- Increased access and retention through enrolment and re-enrolment for dropout/out of school/displaced girls of secondary schools in formal and non-formal education.
- Strengthened local and national level advocacy to improve access, retention and quality for girls’ education.
- Establishing a girls-friendly learning environment to ensure quality education for girls in secondary education.
The ODOMMO project by the JAAGO Foundation in Bangladesh addresses the critical issue of girls’ access to education. In many regions, girls face significant challenges that hinder their ability to attend and remain in school. Factors like poverty, gender discrimination, societal norms, and environmental hazards all contribute to girls dropping out of school.
The project’s primary goal is to ensure quality education for girls, particularly at the secondary level. To achieve this goal, the project employs various strategies. It seeks to strengthen relationships with local stakeholders, schools, and government authorities. It aims to change the knowledge and behaviour of local stakeholders towards girls’ education and improve the opportunities for girls who have dropped out or have been affected by environmental factors.
The project also aims to improve schools for girls and help parents see the importance of girls’ education. It raises awareness about the importance of girls’ education through advocacy at both the local and national levels. Moreover, it focuses on training teachers to create a more gender-sensitive classroom, equipping girls with the skills to advocate for their learning environment, and involving School Management Committees (SMC) to ensure a supportive and friendly atmosphere for girls in schools.
The impact group of the project includes girls aged up to 16 who have dropped out of school, are at risk of early marriage, have experienced gender-based violence, have children, have disabilities, belong to minority ethnic groups, or have been displaced due to environmental factors.
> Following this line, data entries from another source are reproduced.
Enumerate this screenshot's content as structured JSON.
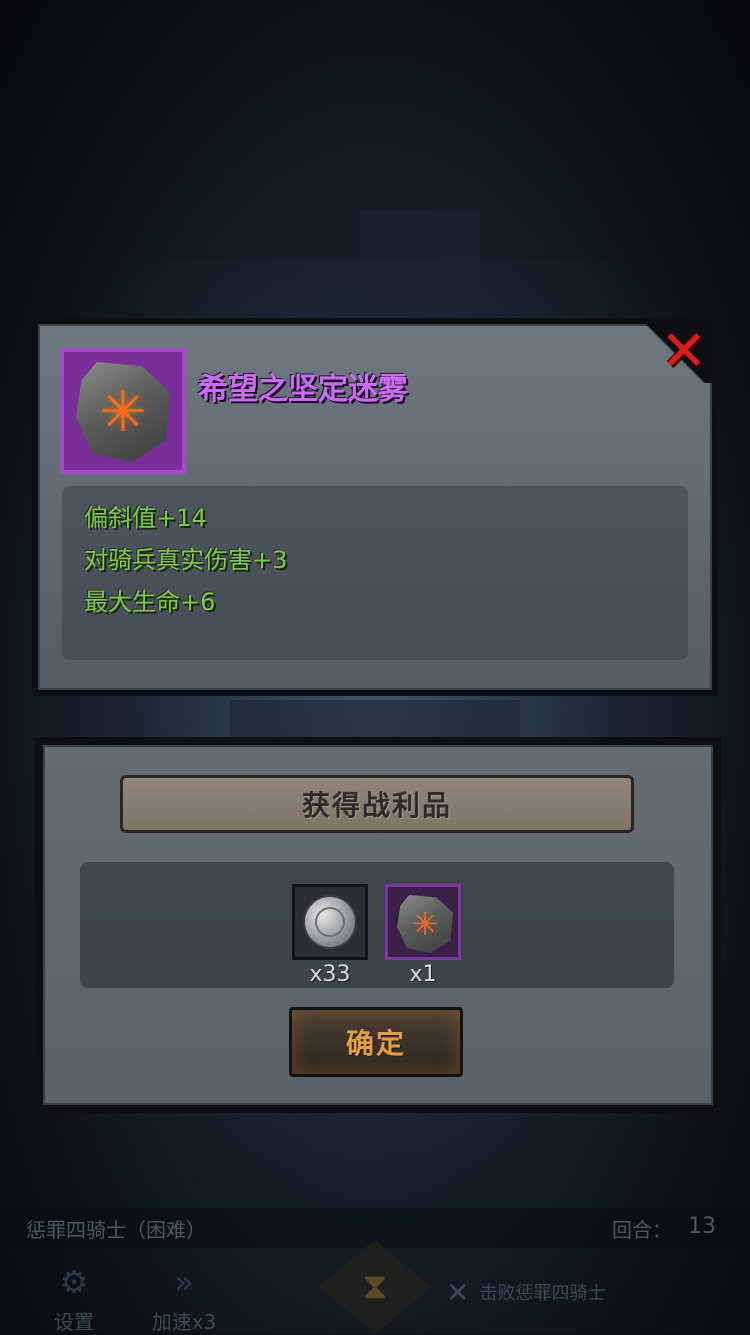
{
  "item_panel": {
    "item_name": "希望之坚定迷雾",
    "close_symbol": "✕",
    "rune_glyph": "✳",
    "stats": [
      "偏斜值+14",
      "对骑兵真实伤害+3",
      "最大生命+6"
    ]
  },
  "loot_panel": {
    "title": "获得战利品",
    "items": [
      {
        "name": "coin-icon",
        "quantity": "x33"
      },
      {
        "name": "rune-stone-icon",
        "glyph": "✳",
        "quantity": "x1"
      }
    ],
    "confirm_label": "确定"
  },
  "hud": {
    "stage_name": "惩罪四骑士（困难）",
    "round_label": "回合：",
    "round_value": "13",
    "settings_label": "设置",
    "settings_icon": "⚙",
    "speed_label": "加速x3",
    "speed_icon": "»",
    "hourglass_icon": "⧗",
    "objective_icon": "✕",
    "objective_text": "击败惩罪四骑士"
  },
  "colors": {
    "item_name": "#c86ef0",
    "stat_text": "#7fc94e",
    "close_x": "#d42020",
    "confirm_text": "#e0a04a",
    "rune_glow": "#ff6a1a"
  }
}
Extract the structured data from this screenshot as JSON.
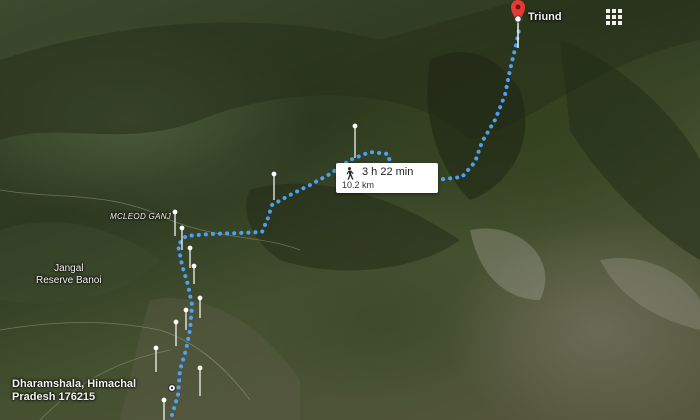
{
  "map": {
    "view": "satellite-3d",
    "route_color": "#4da6ff",
    "pin_color": "#e53935"
  },
  "places": {
    "destination": "Triund",
    "origin_line1": "Dharamshala, Himachal",
    "origin_line2": "Pradesh 176215",
    "mcleod": "MCLEOD GANJ",
    "jangal_line1": "Jangal",
    "jangal_line2": "Reserve Banoi"
  },
  "route": {
    "mode_icon": "walking-icon",
    "duration": "3 h 22 min",
    "distance": "10.2 km"
  },
  "controls": {
    "apps_icon": "grid-icon"
  }
}
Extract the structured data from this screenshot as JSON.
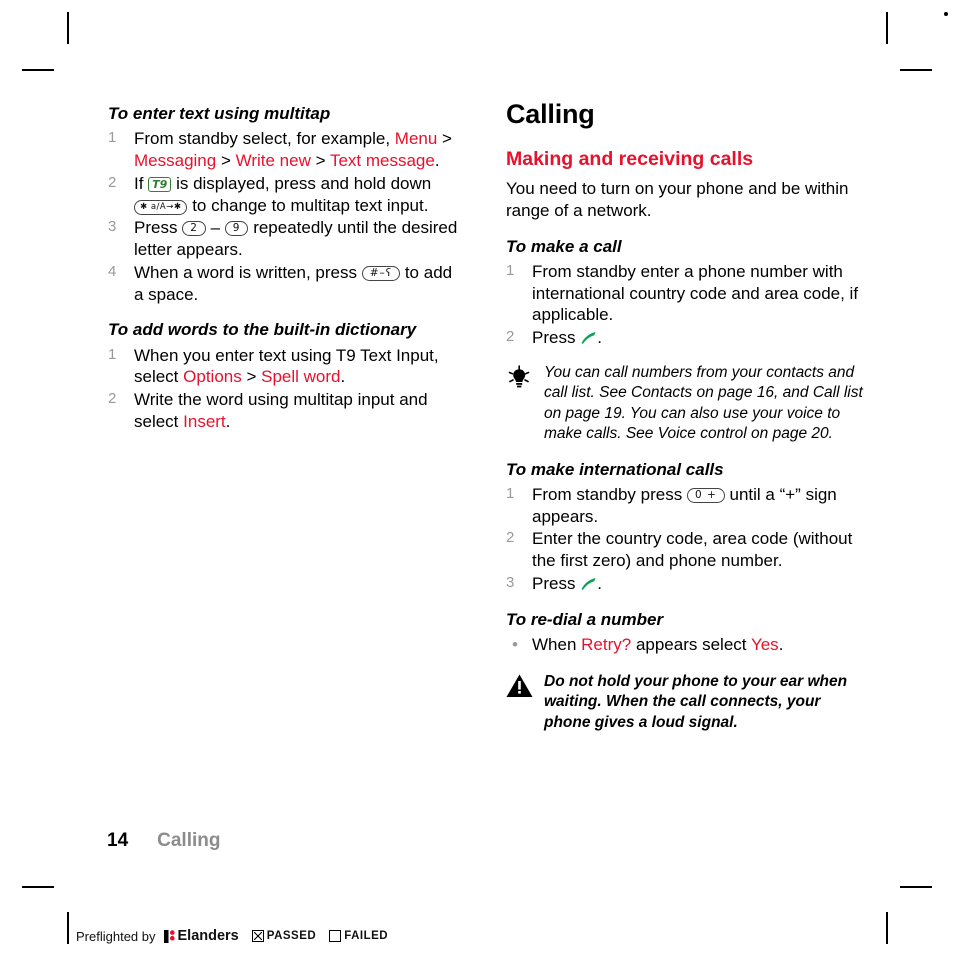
{
  "page": {
    "folio_number": "14",
    "folio_chapter": "Calling"
  },
  "left_column": {
    "task1": {
      "heading": "To enter text using multitap",
      "steps": [
        {
          "num": "1",
          "parts": [
            {
              "t": "From standby select, for example, ",
              "s": "plain"
            },
            {
              "t": "Menu",
              "s": "red"
            },
            {
              "t": " > ",
              "s": "plain"
            },
            {
              "t": "Messaging",
              "s": "red"
            },
            {
              "t": " > ",
              "s": "plain"
            },
            {
              "t": "Write new",
              "s": "red"
            },
            {
              "t": " > ",
              "s": "plain"
            },
            {
              "t": "Text message",
              "s": "red"
            },
            {
              "t": ".",
              "s": "plain"
            }
          ]
        },
        {
          "num": "2",
          "parts": [
            {
              "t": "If ",
              "s": "plain"
            },
            {
              "t": "T9",
              "s": "t9-icon"
            },
            {
              "t": " is displayed, press and hold down ",
              "s": "plain"
            },
            {
              "t": "✱ a/A→✱",
              "s": "key-small"
            },
            {
              "t": " to change to multitap text input.",
              "s": "plain"
            }
          ]
        },
        {
          "num": "3",
          "parts": [
            {
              "t": "Press ",
              "s": "plain"
            },
            {
              "t": "2",
              "s": "key"
            },
            {
              "t": " – ",
              "s": "plain"
            },
            {
              "t": "9",
              "s": "key"
            },
            {
              "t": " repeatedly until the desired letter appears.",
              "s": "plain"
            }
          ]
        },
        {
          "num": "4",
          "parts": [
            {
              "t": "When a word is written, press ",
              "s": "plain"
            },
            {
              "t": "#–ʕ",
              "s": "key"
            },
            {
              "t": " to add a space.",
              "s": "plain"
            }
          ]
        }
      ]
    },
    "task2": {
      "heading": "To add words to the built-in dictionary",
      "steps": [
        {
          "num": "1",
          "parts": [
            {
              "t": "When you enter text using T9 Text Input, select ",
              "s": "plain"
            },
            {
              "t": "Options",
              "s": "red"
            },
            {
              "t": " > ",
              "s": "plain"
            },
            {
              "t": "Spell word",
              "s": "red"
            },
            {
              "t": ".",
              "s": "plain"
            }
          ]
        },
        {
          "num": "2",
          "parts": [
            {
              "t": "Write the word using multitap input and select ",
              "s": "plain"
            },
            {
              "t": "Insert",
              "s": "red"
            },
            {
              "t": ".",
              "s": "plain"
            }
          ]
        }
      ]
    }
  },
  "right_column": {
    "chapter_title": "Calling",
    "section_title": "Making and receiving calls",
    "intro": "You need to turn on your phone and be within range of a network.",
    "task_make_call": {
      "heading": "To make a call",
      "steps": [
        {
          "num": "1",
          "parts": [
            {
              "t": "From standby enter a phone number with international country code and area code, if applicable.",
              "s": "plain"
            }
          ]
        },
        {
          "num": "2",
          "parts": [
            {
              "t": "Press ",
              "s": "plain"
            },
            {
              "t": "call",
              "s": "call-icon"
            },
            {
              "t": ".",
              "s": "plain"
            }
          ]
        }
      ]
    },
    "tip_note": "You can call numbers from your contacts and call list. See Contacts on page 16, and Call list on page 19. You can also use your voice to make calls. See Voice control on page 20.",
    "task_international": {
      "heading": "To make international calls",
      "steps": [
        {
          "num": "1",
          "parts": [
            {
              "t": "From standby press ",
              "s": "plain"
            },
            {
              "t": "0 +",
              "s": "key"
            },
            {
              "t": " until a “+” sign appears.",
              "s": "plain"
            }
          ]
        },
        {
          "num": "2",
          "parts": [
            {
              "t": "Enter the country code, area code (without the first zero) and phone number.",
              "s": "plain"
            }
          ]
        },
        {
          "num": "3",
          "parts": [
            {
              "t": "Press ",
              "s": "plain"
            },
            {
              "t": "call",
              "s": "call-icon"
            },
            {
              "t": ".",
              "s": "plain"
            }
          ]
        }
      ]
    },
    "task_redial": {
      "heading": "To re-dial a number",
      "steps": [
        {
          "bullet": "•",
          "parts": [
            {
              "t": "When ",
              "s": "plain"
            },
            {
              "t": "Retry?",
              "s": "red"
            },
            {
              "t": " appears select ",
              "s": "plain"
            },
            {
              "t": "Yes",
              "s": "red"
            },
            {
              "t": ".",
              "s": "plain"
            }
          ]
        }
      ]
    },
    "warning_note": "Do not hold your phone to your ear when waiting. When the call connects, your phone gives a loud signal."
  },
  "footer": {
    "preflight_label": "Preflighted by",
    "brand": "Elanders",
    "passed_label": "PASSED",
    "failed_label": "FAILED"
  },
  "colors": {
    "accent_red": "#e8112d",
    "step_number_gray": "#9a9a9a",
    "call_green": "#00a651"
  }
}
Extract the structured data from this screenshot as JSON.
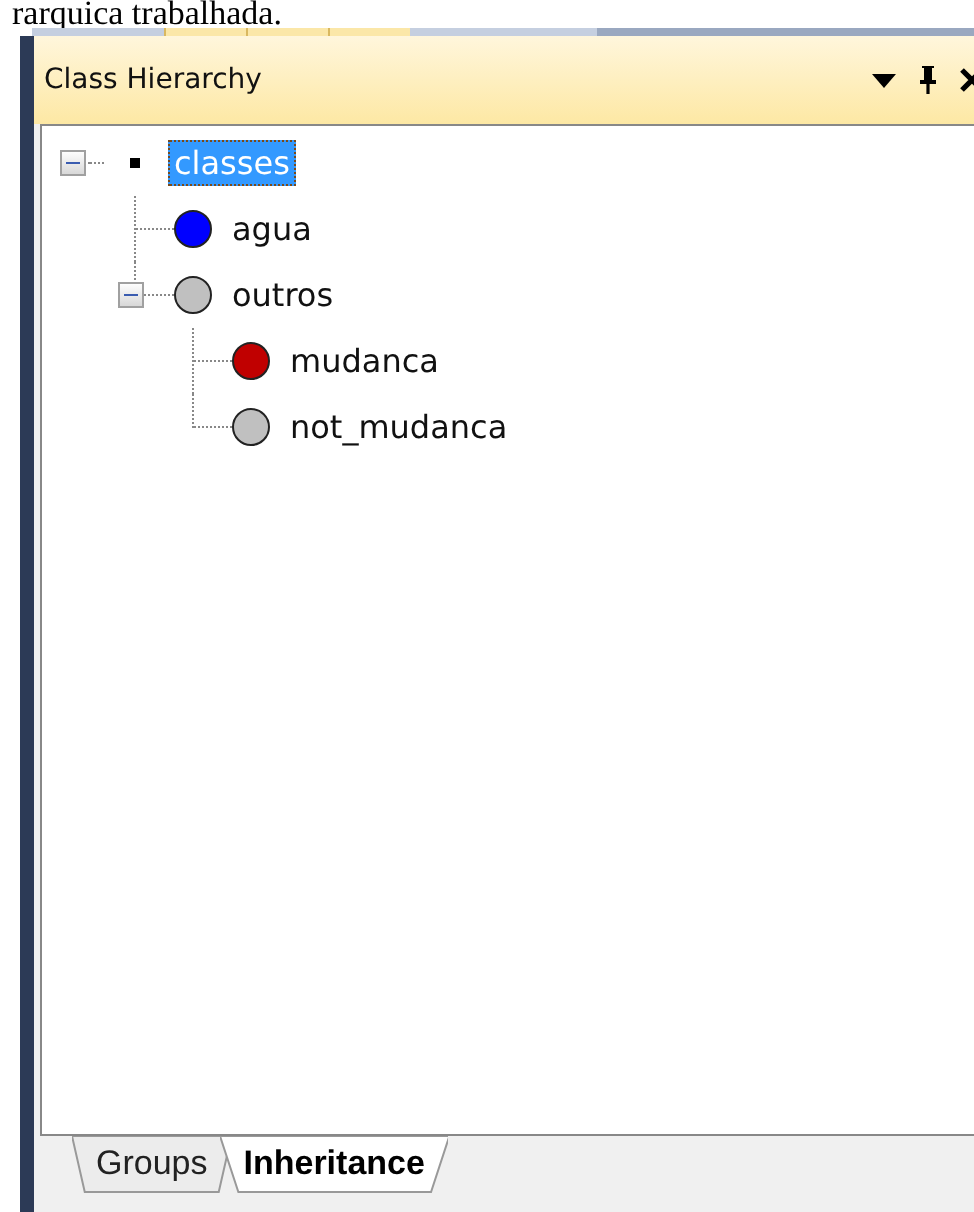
{
  "caption": "rarquica trabalhada.",
  "panel": {
    "title": "Class Hierarchy"
  },
  "tree": {
    "label": "classes",
    "kind": "root",
    "selected": true,
    "expanded": true,
    "children": [
      {
        "label": "agua",
        "kind": "class",
        "color": "#0000ff",
        "selected": false
      },
      {
        "label": "outros",
        "kind": "class",
        "color": "#c0c0c0",
        "selected": false,
        "expanded": true,
        "children": [
          {
            "label": "mudanca",
            "kind": "class",
            "color": "#c00000",
            "selected": false
          },
          {
            "label": "not_mudanca",
            "kind": "class",
            "color": "#c0c0c0",
            "selected": false
          }
        ]
      }
    ]
  },
  "tabs": [
    {
      "label": "Groups",
      "selected": false
    },
    {
      "label": "Inheritance",
      "selected": true
    }
  ]
}
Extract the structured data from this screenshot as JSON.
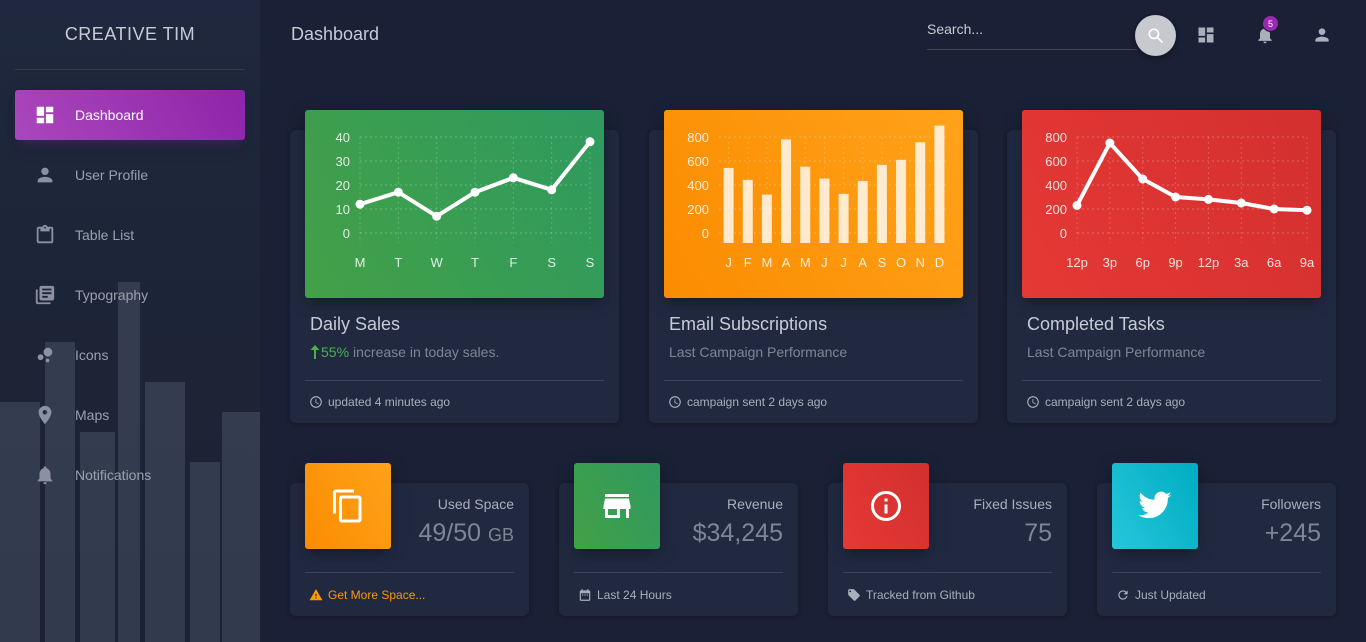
{
  "brand": "CREATIVE TIM",
  "sidebar": {
    "items": [
      {
        "label": "Dashboard",
        "icon": "dashboard-icon",
        "active": true
      },
      {
        "label": "User Profile",
        "icon": "person-icon"
      },
      {
        "label": "Table List",
        "icon": "clipboard-icon"
      },
      {
        "label": "Typography",
        "icon": "library-books-icon"
      },
      {
        "label": "Icons",
        "icon": "bubble-chart-icon"
      },
      {
        "label": "Maps",
        "icon": "location-pin-icon"
      },
      {
        "label": "Notifications",
        "icon": "bell-icon"
      }
    ]
  },
  "navbar": {
    "title": "Dashboard",
    "search_placeholder": "Search...",
    "notification_count": "5"
  },
  "colors": {
    "accent": "#9c27b0",
    "green": "#43a047",
    "orange": "#fb8c00",
    "red": "#e53935",
    "teal": "#00acc1",
    "background": "#1a2035",
    "card": "#202940"
  },
  "cards": [
    {
      "title": "Daily Sales",
      "change": "55%",
      "subtitle": "increase in today sales.",
      "footer": "updated 4 minutes ago"
    },
    {
      "title": "Email Subscriptions",
      "subtitle": "Last Campaign Performance",
      "footer": "campaign sent 2 days ago"
    },
    {
      "title": "Completed Tasks",
      "subtitle": "Last Campaign Performance",
      "footer": "campaign sent 2 days ago"
    }
  ],
  "stats": [
    {
      "label": "Used Space",
      "value": "49/50",
      "unit": "GB",
      "footer": "Get More Space...",
      "icon": "copy-icon"
    },
    {
      "label": "Revenue",
      "value": "$34,245",
      "footer": "Last 24 Hours",
      "icon": "store-icon"
    },
    {
      "label": "Fixed Issues",
      "value": "75",
      "footer": "Tracked from Github",
      "icon": "info-icon"
    },
    {
      "label": "Followers",
      "value": "+245",
      "footer": "Just Updated",
      "icon": "twitter-icon"
    }
  ],
  "chart_data": [
    {
      "type": "line",
      "categories": [
        "M",
        "T",
        "W",
        "T",
        "F",
        "S",
        "S"
      ],
      "values": [
        12,
        17,
        7,
        17,
        23,
        18,
        38
      ],
      "yticks": [
        "40",
        "30",
        "20",
        "10",
        "0"
      ],
      "ylim": [
        0,
        50
      ]
    },
    {
      "type": "bar",
      "categories": [
        "J",
        "F",
        "M",
        "A",
        "M",
        "J",
        "J",
        "A",
        "S",
        "O",
        "N",
        "D"
      ],
      "values": [
        542,
        443,
        320,
        780,
        553,
        453,
        326,
        434,
        568,
        610,
        756,
        895
      ],
      "yticks": [
        "800",
        "600",
        "400",
        "200",
        "0"
      ],
      "ylim": [
        0,
        1000
      ]
    },
    {
      "type": "line",
      "categories": [
        "12p",
        "3p",
        "6p",
        "9p",
        "12p",
        "3a",
        "6a",
        "9a"
      ],
      "values": [
        230,
        750,
        450,
        300,
        280,
        250,
        200,
        190
      ],
      "yticks": [
        "800",
        "600",
        "400",
        "200",
        "0"
      ],
      "ylim": [
        0,
        1000
      ]
    }
  ]
}
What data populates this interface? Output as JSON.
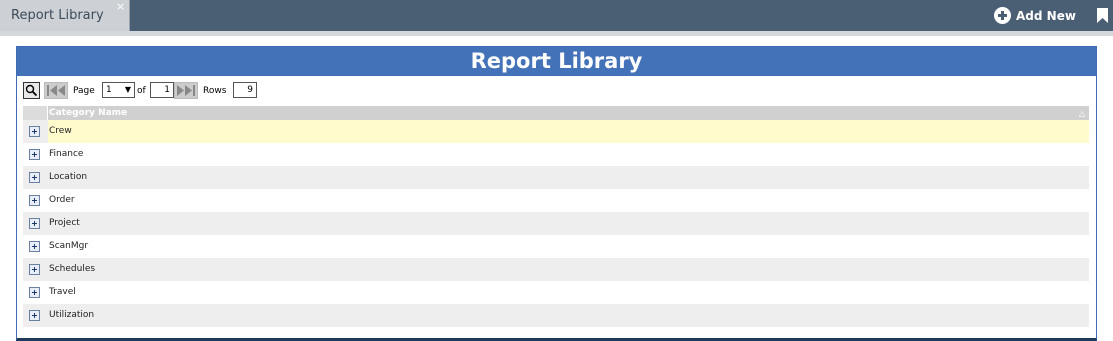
{
  "tab": {
    "label": "Report Library",
    "close": "×"
  },
  "toolbar": {
    "add_new_label": "Add New"
  },
  "panel": {
    "title": "Report Library"
  },
  "pager": {
    "page_label": "Page",
    "page_value": "1",
    "of_label": "of",
    "total_pages": "1",
    "rows_label": "Rows",
    "rows_value": "9"
  },
  "grid": {
    "column_header": "Category Name",
    "sort_icon": "△",
    "rows": [
      "Crew",
      "Finance",
      "Location",
      "Order",
      "Project",
      "ScanMgr",
      "Schedules",
      "Travel",
      "Utilization"
    ],
    "selected_row": "Crew"
  },
  "colors": {
    "topbar": "#4a5e74",
    "panel_header": "#4472b8",
    "selected_row": "#fffbcd",
    "alt_row": "#eeeeee"
  }
}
In total, the project aims to benefit about 1584 girls directly, sensitise around 2800 households and 12,936 people, and engage government authorities and leaders in advocating for girls’ quality education at both the local and national levels.
Ultimately, the project’s ongoing efforts are geared towards creating a positive and lasting impact, ensuring that girls in these areas have access to quality education and a supportive learning environment and breaking down the barriers that have held them back.